701.6111/12–2247: Telegram

The Secretary of State to the Embassy in the Soviet Union


22. Dept agrees analysis in Embtel 3418 Dec 22 [1947] of Sov motivation in increasing operational difficulties foreign missions.1 [Page 793] Before yielding to pressure, however, and enabling Soviets achieve their objective of reducing staff to minimum we wish examine throughly possibilities of continuing maintain as large staff in Moscow as housing permits.2 This is matter of prime importance because of increasing need for reliable intelligence concerning conditions within Sov Union as well as pressing need at many posts for officers with Moscow experience. Emb proposal to streamline and coordinate all official operations in Moscow has Dept’s enthusiastic approval but we should like consider possibility taking up resulting slack by assignment additional productive personnel.

To permit study possibilities staff reduction Dept desires soonest names personnel you consider could be withdrawn and further functions you feel could be suppressed or performed in Washington. Would also like receive your views on measures you consider would be necessary to permit continue operation Emb at present size. This report should include such price data as will permit determination cost of living under post-revaluation economy and should be based on assumption that under new customs procedure3 imports of foodstuffs and other commodities from US must be sharply curtailed. In view continuing arrests and resignations Sov personnel Dept would also like your recommendations as to what Sov personnel if any could usefully be replaced by American clerks. Clerks could be given Russian language training here before departure. Considerable time would of course be required to recruit and train such personnel.

In any further conversations you may have with Molotov4 re treatment Emb, recent developments such as currency revaluation, new dip rate and arrests Emb personnel might usefully be introduced. Dept suggests that if Molotov remains adamant you inform him that in face of Sov refusal treat Emb in manner which universally recognized dip usage sanctions, you feel obliged recommend to your Govt that number Sov officials in US be reduced to size our establishment in Sov Union. Dept prepared implement such recommendation. If you [Page 794] consider it advisable you could also point out that you will probably be obliged reduce size present staff without however indicating any exact figure. If it subsequently proves necessary reduce Emb staff Moscow we would then have second opportunity approach SovGov seeking review of position before taking new counter measures.

Suggestion in Embtel 3418 Dec 22 that staffs satellite missions Washington be curtailed is impractical since on any basis these missions smaller than US missions in satellites.
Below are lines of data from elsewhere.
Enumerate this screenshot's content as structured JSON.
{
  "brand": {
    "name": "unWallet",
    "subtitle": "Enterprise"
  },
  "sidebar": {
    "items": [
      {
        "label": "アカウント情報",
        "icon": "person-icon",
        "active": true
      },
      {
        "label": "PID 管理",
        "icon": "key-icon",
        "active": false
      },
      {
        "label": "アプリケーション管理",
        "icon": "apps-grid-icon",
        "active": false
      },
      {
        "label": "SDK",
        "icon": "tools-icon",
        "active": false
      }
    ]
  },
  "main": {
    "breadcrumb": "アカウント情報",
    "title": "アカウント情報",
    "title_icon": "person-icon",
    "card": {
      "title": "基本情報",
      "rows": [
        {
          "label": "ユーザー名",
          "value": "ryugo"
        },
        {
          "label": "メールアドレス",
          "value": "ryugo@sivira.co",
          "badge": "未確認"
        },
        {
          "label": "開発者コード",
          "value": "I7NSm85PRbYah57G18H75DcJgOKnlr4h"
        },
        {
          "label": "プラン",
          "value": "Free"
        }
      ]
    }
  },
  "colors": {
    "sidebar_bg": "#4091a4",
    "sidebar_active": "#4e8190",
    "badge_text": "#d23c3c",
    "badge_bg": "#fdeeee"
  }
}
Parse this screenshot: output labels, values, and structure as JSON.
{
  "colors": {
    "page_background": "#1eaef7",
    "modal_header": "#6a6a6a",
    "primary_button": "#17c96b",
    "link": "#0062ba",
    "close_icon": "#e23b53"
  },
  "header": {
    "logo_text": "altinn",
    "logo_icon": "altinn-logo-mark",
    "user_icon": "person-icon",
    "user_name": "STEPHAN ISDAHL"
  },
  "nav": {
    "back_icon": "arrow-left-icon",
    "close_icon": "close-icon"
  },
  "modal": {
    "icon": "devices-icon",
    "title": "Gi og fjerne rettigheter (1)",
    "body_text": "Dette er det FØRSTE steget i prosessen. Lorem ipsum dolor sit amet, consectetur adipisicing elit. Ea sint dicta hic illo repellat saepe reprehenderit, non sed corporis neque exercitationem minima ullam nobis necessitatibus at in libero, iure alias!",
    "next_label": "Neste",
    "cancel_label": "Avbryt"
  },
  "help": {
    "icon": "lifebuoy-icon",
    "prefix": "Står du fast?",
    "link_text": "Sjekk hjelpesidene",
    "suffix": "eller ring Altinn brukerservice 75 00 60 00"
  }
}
Typical over-all figures, including dependents, are Bulgaria 9 as against 63 US personnel in Sofia, Czecho 111 against 133, Hungary 27 against 110, Poland 41 against 72, Rumania 50 against 104. Should satellite missions expand rapidly following curtailment Sov staff here to point where they exceeded size US missions in respective countries consideration would be given to restrictive measures.

  1. Not printed. The Chargé in the Soviet Union, Elbridge Durbrow, listed in this telegram some recent operational difficulties being encountered by the Embassy. He deduced that the “Soviet Government has apparently taken basic decision to make life as unbearable and expensive as possible for foreign missions and correspondents in order [to] force as many as possible to fold … and thus limit to bare minimum number of eyes and ears which can report on actual conditions here.” (124.61/12–2247)
  2. The inadequacies of housing conditions for the Embassy in Moscow were old troubles which were referred to in Foreign Relations, 1947, vol. iv, p. 642. On still earlier attempts to secure housing improvements, see ibid., 1946, vol. vi, footnote 94, p. 753, and p. 810; and ibid., 1945, vol. v, p. 825.
  3. The text of the Regulations for the Entry of Freight and Baggage of Members of the Foreign Diplomatic Corps, Foreign Consuls, Members of Foreign Governments, and Members of Delegations at Diplomatic Conferences Held in the U.S.S.R., dated July 12, 1947, had been transmitted to the Department of State in the Embassy’s despatch No. 1597 from Moscow on September 3; not printed. (124.612) Under these regulations the amount of duties were “entered by the Customs organization into special record books issued to diplomatic missions by the Chief Customs Administration.” The free import quota allotted to the American Embassy for this year (and also for 1948) was 900,000 rubles ($112,500).

    For some earlier documentation on customs troubles see, for example, Foreign Relations, The Soviet Union, 1933–1939, pp. 440457, 624669, 837869; and ibid., 1940, vol. iii, Index, p. 1022. Not all of the documentation in the files of the Department of State on these difficulties is included.

  4. Vyacheslav Mikhailovich Molotov, Minister for Foreign Affairs of the Soviet Union.